Mr. W. D. P. O'Brien after seconding the motion, said, he was glad to welcome back their boys.
Poor Morris and Murray had been left behind on the veldt.
He was sorry Mr. C. S. Byrne's son Fred was not back.
The sacrifice was enormous, but the gain would be great. The war was a righteous one in every way.
The vote was carried by acclamation.
Song by Mr. W. T. Howitt: 'Dolly Gray'. The company then sang 'God save the King;' and adjourned to the lower hall, to permit of the other being prepared for dancing.
In a short time everything was in readiness, and, to the inspiring strains of the Tumut Brass Band, with the aid of Adelong friends, no less than 256 got up in the first dance.
Such a thing is unparalleled in the history of Tumut, and, had it not been for Mr. O'Brien building the spacious and up to-date hall he did, never would; The scene was indeed a brilliant one.
The well-lighted hall, the elegantly-dressed ladies, the contingent from South Africa, and general surroundings were such as to rivet the attention of the veriest old bachelor.
At midnight a spread was laid out in Mrs. O'Shea's best style, but the attendance was so excessive that many had to go away content with a cup a tea.
We regret this, as the band, who gave services gratuitously, complained bitterly in consequence.
But all is well that ends well, and, with an attendance of fully 400 people, it can well be imagined the credit of the entertainment; was strained to the uttermost.

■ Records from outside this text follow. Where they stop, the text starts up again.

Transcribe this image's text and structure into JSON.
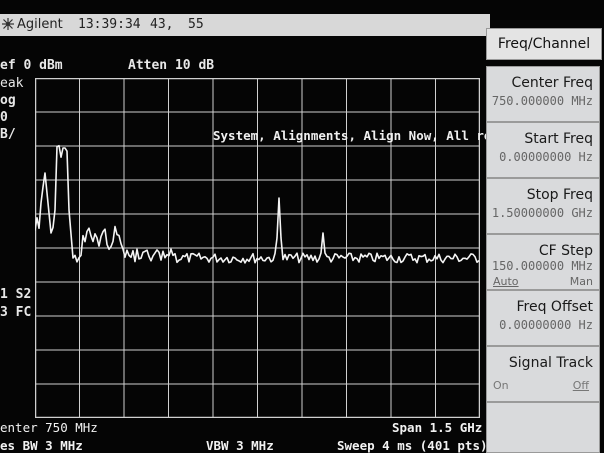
{
  "header": {
    "brand": "Agilent",
    "time": "13:39:34",
    "num1": "43,",
    "num2": "55"
  },
  "left_panel": {
    "ref": "ef 0 dBm",
    "atten": "Atten 10 dB",
    "peak": "eak",
    "log": "og",
    "scale": "0",
    "unit": "B/",
    "s2": "1 S2",
    "fc": "3 FC"
  },
  "message": "System, Alignments, Align Now, All required",
  "footer": {
    "center": "enter 750 MHz",
    "span": "Span 1.5 GHz",
    "res_bw": "es BW 3 MHz",
    "vbw": "VBW 3 MHz",
    "sweep": "Sweep 4 ms (401 pts)"
  },
  "softkeys": {
    "title": "Freq/Channel",
    "center_freq": {
      "label": "Center Freq",
      "value": "750.000000 MHz"
    },
    "start_freq": {
      "label": "Start Freq",
      "value": "0.00000000  Hz"
    },
    "stop_freq": {
      "label": "Stop Freq",
      "value": "1.50000000 GHz"
    },
    "cf_step": {
      "label": "CF Step",
      "value": "150.000000 MHz",
      "auto": "Auto",
      "man": "Man"
    },
    "freq_offset": {
      "label": "Freq Offset",
      "value": "0.00000000  Hz"
    },
    "signal_track": {
      "label": "Signal Track",
      "on": "On",
      "off": "Off"
    }
  },
  "colors": {
    "screen_bg": "#050505",
    "trace": "#f4f4f4",
    "grid": "#d0d0d0",
    "softkey_bg": "#d9dadc"
  }
}
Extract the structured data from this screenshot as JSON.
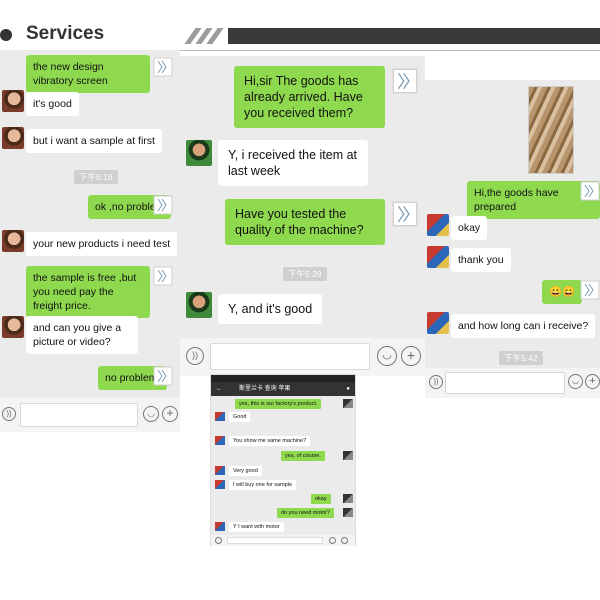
{
  "header": {
    "title": "Services"
  },
  "left_chat": {
    "messages": [
      "the new design vibratory screen",
      "it's good",
      "but i want a sample at first",
      "ok ,no problem",
      "your new products i need test",
      "the sample is free ,but you need pay the freight price.",
      "and can you give a picture or video?",
      "no problem."
    ],
    "timestamp": "下午5:16"
  },
  "middle_chat": {
    "messages": [
      "Hi,sir The goods has already arrived. Have you received them?",
      "Y, i received the item at last week",
      "Have you tested the quality of the machine?",
      "Y,  and it's good"
    ],
    "timestamp": "下午5:29"
  },
  "right_chat": {
    "messages": [
      "Hi,the goods have prepared",
      "okay",
      "thank you",
      "😀😀",
      "and how long can i receive?"
    ],
    "timestamp": "下午5:42"
  },
  "phone_chat": {
    "title": "斯里兰卡 查询 苹果",
    "messages": [
      "yes, this is our factory's product.",
      "Good",
      "You show me same machine?",
      "yes, of course.",
      "Very good",
      "I will buy one for sample",
      "okay",
      "do you need motor?",
      "Y I want with motor"
    ]
  },
  "colors": {
    "sent_bubble": "#8fd94f",
    "received_bubble": "#ffffff",
    "panel_bg": "#ebebeb"
  },
  "icons": [
    "voice-icon",
    "emoji-icon",
    "plus-icon",
    "send-status-icon",
    "back-arrow-icon",
    "contact-icon"
  ]
}
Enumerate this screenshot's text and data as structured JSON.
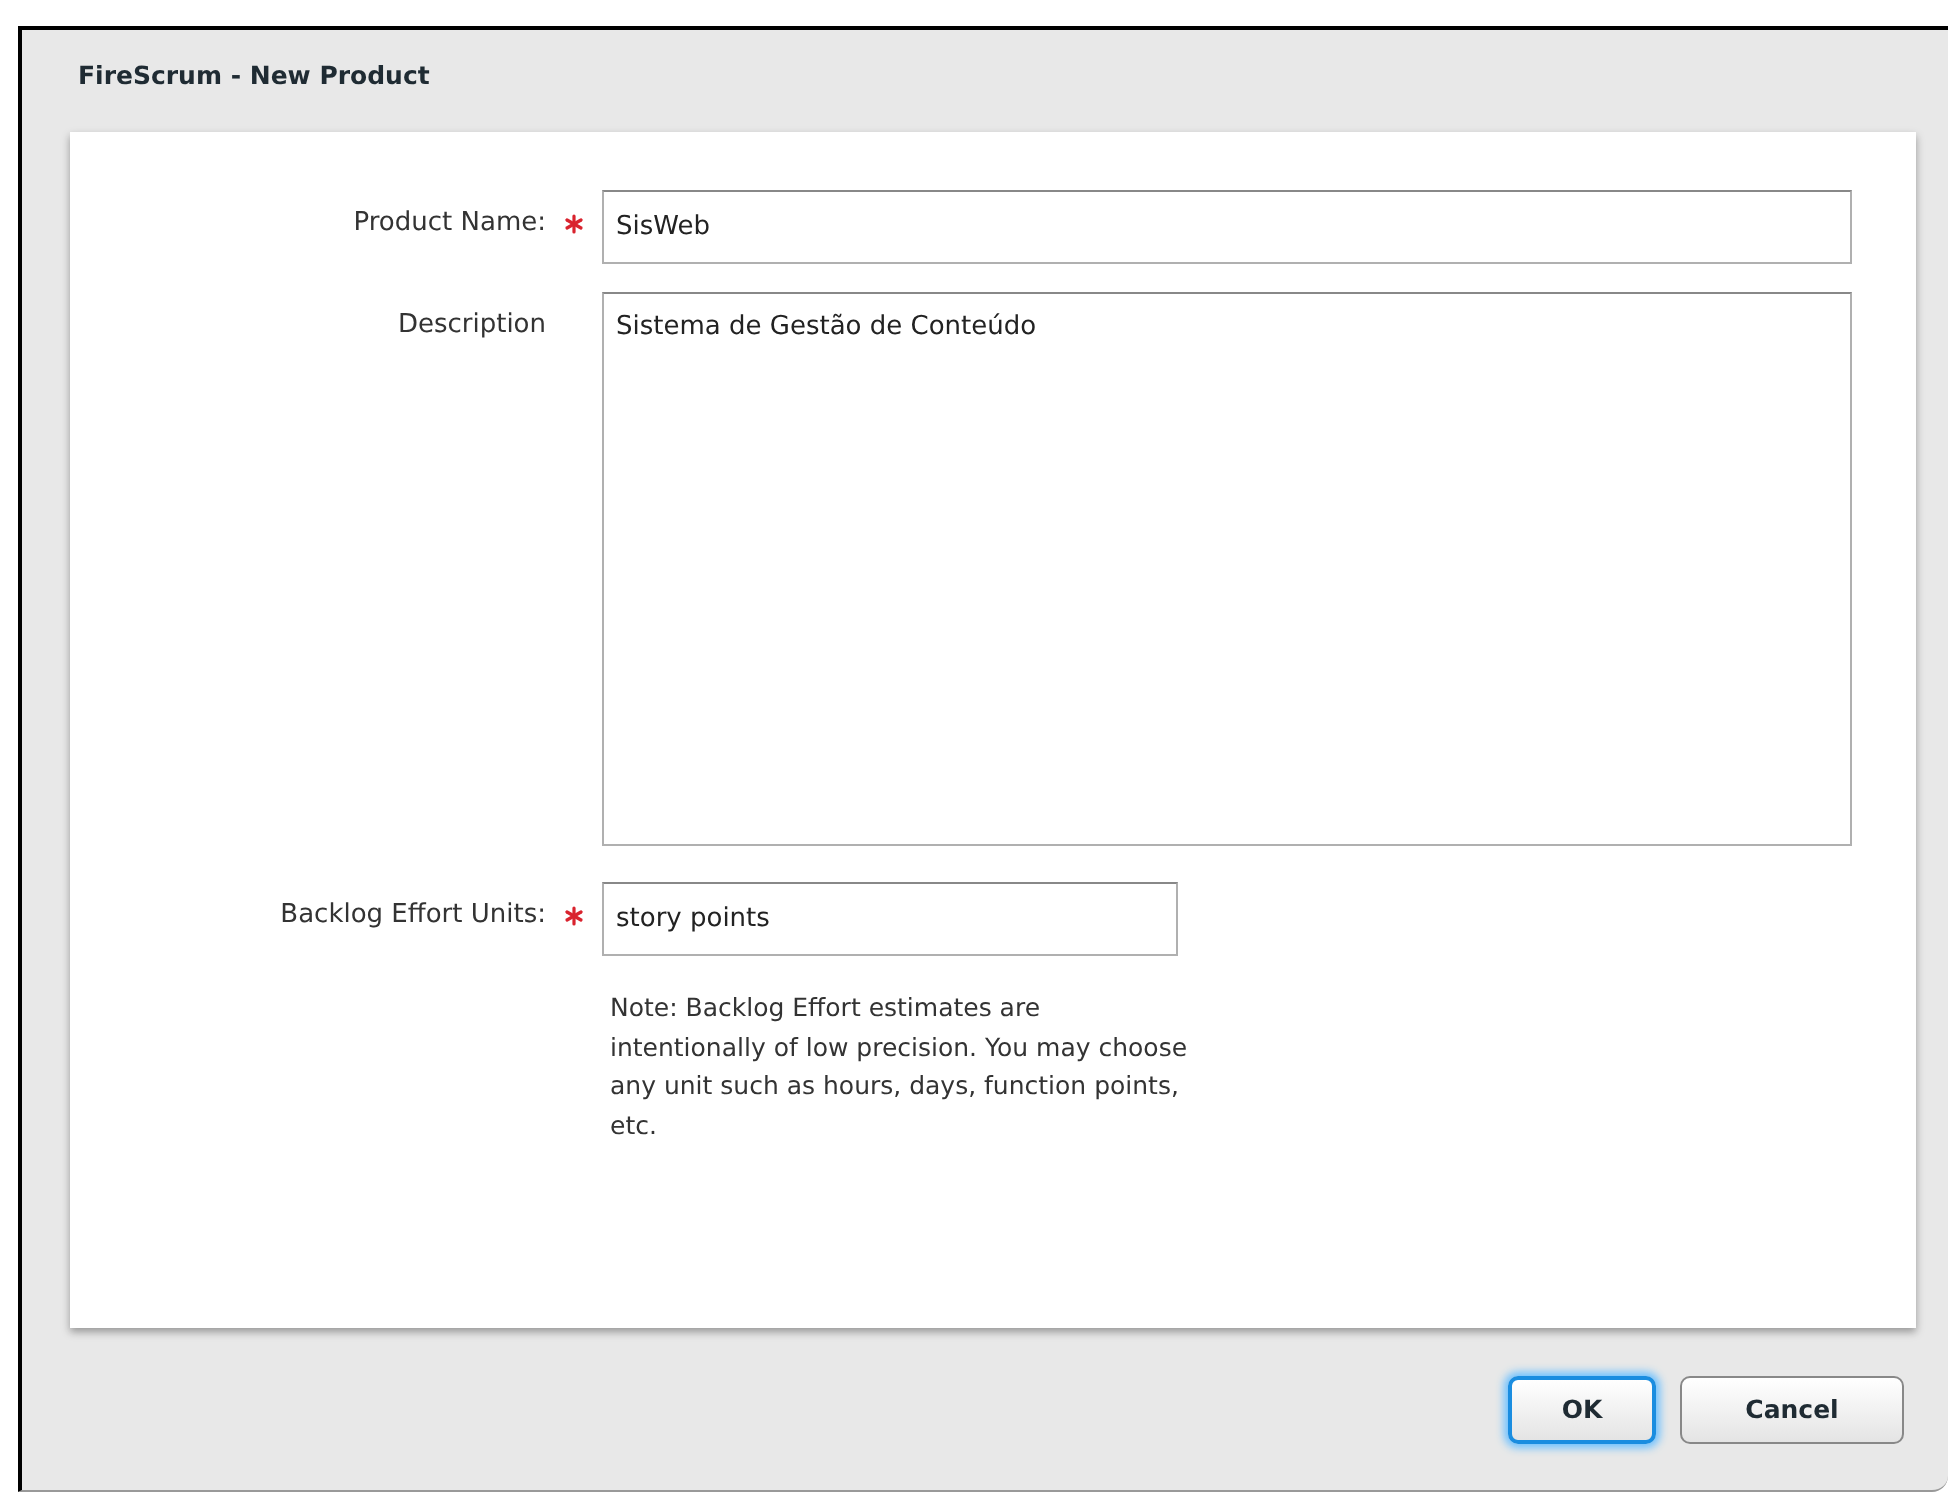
{
  "window": {
    "title": "FireScrum - New Product"
  },
  "fields": [
    {
      "kind": "input",
      "label": "Product Name:",
      "required": true,
      "value": "SisWeb"
    },
    {
      "kind": "textarea",
      "label": "Description",
      "required": false,
      "value": "Sistema de Gestão de Conteúdo"
    },
    {
      "kind": "short-input",
      "label": "Backlog Effort Units:",
      "required": true,
      "value": "story points"
    }
  ],
  "note": "Note: Backlog Effort estimates are intentionally of low precision. You may choose any unit such as hours, days, function points, etc.",
  "buttons": [
    {
      "label": "OK",
      "focused": true
    },
    {
      "label": "Cancel",
      "focused": false
    }
  ]
}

With the presence of such a large number in the ballroom, the dust was so great that, it was difficult to discern from the door the players on the stage; the fog was like to that of a winter's morning.
Mr. Lang, as secretary, was up to date and well earned his spurs, and, with Messrs. Hilton, Ibbotson, and Kinred, attended to the door, and a merry time they had of it.
The dancing broke up about 1.30 p.m. and everyone went away heartily satisfied of the loyalty of Tumut to the Motherland.